The American Bar Association (ABA) accepts students from all academic backgrounds, note authors at Learnhowtobecome.org. There are no right or wrong academic paths to pursue at the undergraduate level, and prospective lawyers need not have formally studied pre-law classes in high school or in college. However, most law schools do require at least a bachelor's level degree in order to admit students, according to authors at Learnhowtobecome.org. In addition to an undergraduate degree from an accredited university, students are often required to take the Law School Admission Test (LSAT) before enrolling in law school. The LSAT is a standardized test that scores students based on their responses.
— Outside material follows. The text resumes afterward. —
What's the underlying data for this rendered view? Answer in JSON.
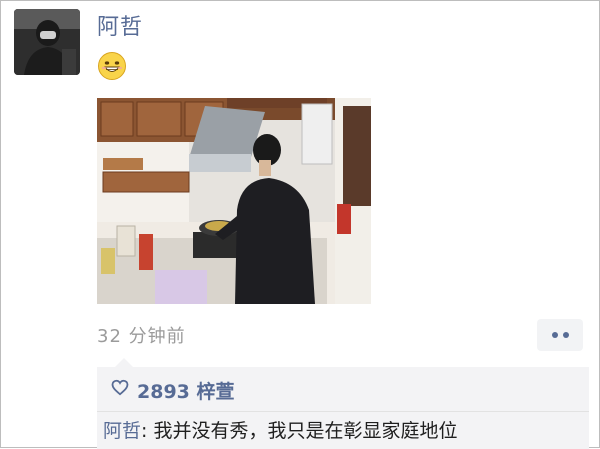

This test is important because, like many undergraduate institutions, the score that students get on their LSAT usually determines what law schools they apply to and may be accepted in to.
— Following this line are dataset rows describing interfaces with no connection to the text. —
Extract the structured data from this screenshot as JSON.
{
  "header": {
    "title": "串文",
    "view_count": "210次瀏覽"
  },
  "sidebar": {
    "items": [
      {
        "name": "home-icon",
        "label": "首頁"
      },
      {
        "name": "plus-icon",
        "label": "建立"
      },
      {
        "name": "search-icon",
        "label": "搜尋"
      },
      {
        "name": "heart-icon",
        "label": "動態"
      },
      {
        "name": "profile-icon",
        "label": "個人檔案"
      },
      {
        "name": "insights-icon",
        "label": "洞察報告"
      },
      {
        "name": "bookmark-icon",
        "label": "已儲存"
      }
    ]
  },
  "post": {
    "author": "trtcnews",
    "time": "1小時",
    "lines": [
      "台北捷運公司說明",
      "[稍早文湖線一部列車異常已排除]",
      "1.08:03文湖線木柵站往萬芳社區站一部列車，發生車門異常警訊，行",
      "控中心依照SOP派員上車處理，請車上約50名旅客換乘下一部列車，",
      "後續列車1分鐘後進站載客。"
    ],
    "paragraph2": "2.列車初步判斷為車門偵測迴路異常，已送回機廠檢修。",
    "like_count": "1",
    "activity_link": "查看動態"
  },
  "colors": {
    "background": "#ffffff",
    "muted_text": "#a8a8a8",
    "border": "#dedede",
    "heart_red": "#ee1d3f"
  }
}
Suggested Courses Formal requirements aside, there are no academic studies required for those who are considering a career in law. However, English, mathematics, economics, history, government and public speaking are suggested courses for people to take who are contemplating a legal career, advises the Bureau of Labor Statistics. The field of law requires the analytical, grammar and writing skills that courses in English provide. Lawyers spend quite a bit of time reading and analyzing cases, which makes having the ability to read documents and texts closely significant. Lawyers will also be expected to draft formal legal documents, such as memorandums, which means that having superior writing and editing skills will also come in handy. In addition to written skills, law schools will encourage students to have good public speaking skills, as most lawyers will spend at least some time in the courtroom. Public speaking skills can be acquired through several types of undergraduate debate and public speaking courses. Even after completing college, people who need to improve their oratory skills and techniques can find classes through groups like Toastmasters, which is a program designed to further working professionals' oral communication abilities.
Special Topics Since the field of law encompasses many different areas of concentration and specialization, people considering a possible career in law are also encouraged to study courses in areas of law that they may be interested in at the undergraduate level. Students considering a career in environmental law, for instance, would be wise to take environmental science or biology classes at the undergraduate level. Similarly, those considering a career in international relations law are encouraged to take related classes like history, political relations and international affairs in college. While students may choose to pursue different paths within the field of law, they will be subjected to the same basic training in law school. Most law schools have a three-year program that teaches students fundamentals of law. In the first year, students will learn the basics of civil procedure and criminal law. They will also learn how to do proper legal writing and legal research. The successive two years build upon those skills with more specialized classes.